Exercise brief
Scan the entries below for the word "plan". Copy out every line in which it occurs.

[Interface dataset entries]
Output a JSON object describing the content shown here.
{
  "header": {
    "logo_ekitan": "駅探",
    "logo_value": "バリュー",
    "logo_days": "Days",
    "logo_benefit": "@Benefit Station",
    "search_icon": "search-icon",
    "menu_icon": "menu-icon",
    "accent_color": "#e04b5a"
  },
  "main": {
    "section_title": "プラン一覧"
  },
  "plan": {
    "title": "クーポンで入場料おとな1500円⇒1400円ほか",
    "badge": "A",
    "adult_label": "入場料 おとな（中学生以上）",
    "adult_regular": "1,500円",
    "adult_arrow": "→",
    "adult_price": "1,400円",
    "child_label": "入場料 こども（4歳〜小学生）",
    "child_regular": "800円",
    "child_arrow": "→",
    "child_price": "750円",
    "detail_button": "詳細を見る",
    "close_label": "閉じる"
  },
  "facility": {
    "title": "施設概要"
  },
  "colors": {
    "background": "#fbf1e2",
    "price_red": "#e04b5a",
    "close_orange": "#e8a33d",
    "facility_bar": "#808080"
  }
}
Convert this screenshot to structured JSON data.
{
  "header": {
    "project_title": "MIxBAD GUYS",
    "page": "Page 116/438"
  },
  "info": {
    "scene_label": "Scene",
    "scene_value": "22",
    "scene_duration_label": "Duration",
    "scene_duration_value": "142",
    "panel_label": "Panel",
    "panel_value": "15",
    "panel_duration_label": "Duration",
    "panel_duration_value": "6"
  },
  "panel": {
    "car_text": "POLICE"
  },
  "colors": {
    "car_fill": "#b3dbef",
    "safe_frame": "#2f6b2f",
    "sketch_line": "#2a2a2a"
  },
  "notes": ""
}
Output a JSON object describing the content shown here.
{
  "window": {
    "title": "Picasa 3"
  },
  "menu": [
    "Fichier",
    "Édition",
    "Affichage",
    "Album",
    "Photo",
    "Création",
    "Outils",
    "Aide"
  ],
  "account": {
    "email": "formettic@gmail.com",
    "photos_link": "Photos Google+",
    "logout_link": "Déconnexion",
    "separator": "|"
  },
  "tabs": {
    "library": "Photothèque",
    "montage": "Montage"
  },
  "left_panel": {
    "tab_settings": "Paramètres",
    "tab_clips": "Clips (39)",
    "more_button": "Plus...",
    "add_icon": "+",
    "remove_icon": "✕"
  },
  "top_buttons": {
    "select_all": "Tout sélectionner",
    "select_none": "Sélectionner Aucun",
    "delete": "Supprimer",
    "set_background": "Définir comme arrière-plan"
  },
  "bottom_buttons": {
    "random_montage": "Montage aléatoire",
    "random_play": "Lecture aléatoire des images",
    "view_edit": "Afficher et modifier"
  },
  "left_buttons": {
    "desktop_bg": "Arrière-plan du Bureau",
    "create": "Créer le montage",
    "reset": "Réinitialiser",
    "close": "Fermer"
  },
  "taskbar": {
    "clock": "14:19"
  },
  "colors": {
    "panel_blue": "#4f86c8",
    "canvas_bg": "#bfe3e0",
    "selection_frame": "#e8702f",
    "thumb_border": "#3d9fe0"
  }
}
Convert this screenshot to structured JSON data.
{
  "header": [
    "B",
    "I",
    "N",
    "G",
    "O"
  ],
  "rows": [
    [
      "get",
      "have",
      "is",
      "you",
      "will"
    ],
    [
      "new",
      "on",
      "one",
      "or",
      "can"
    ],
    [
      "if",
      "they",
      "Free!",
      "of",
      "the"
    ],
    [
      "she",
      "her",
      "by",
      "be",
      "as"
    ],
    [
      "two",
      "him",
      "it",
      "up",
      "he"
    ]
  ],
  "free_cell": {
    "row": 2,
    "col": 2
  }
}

Task output
  "plan": {
    "set_background": "Définir comme arrière-plan"
    "desktop_bg": "Arrière-plan du Bureau",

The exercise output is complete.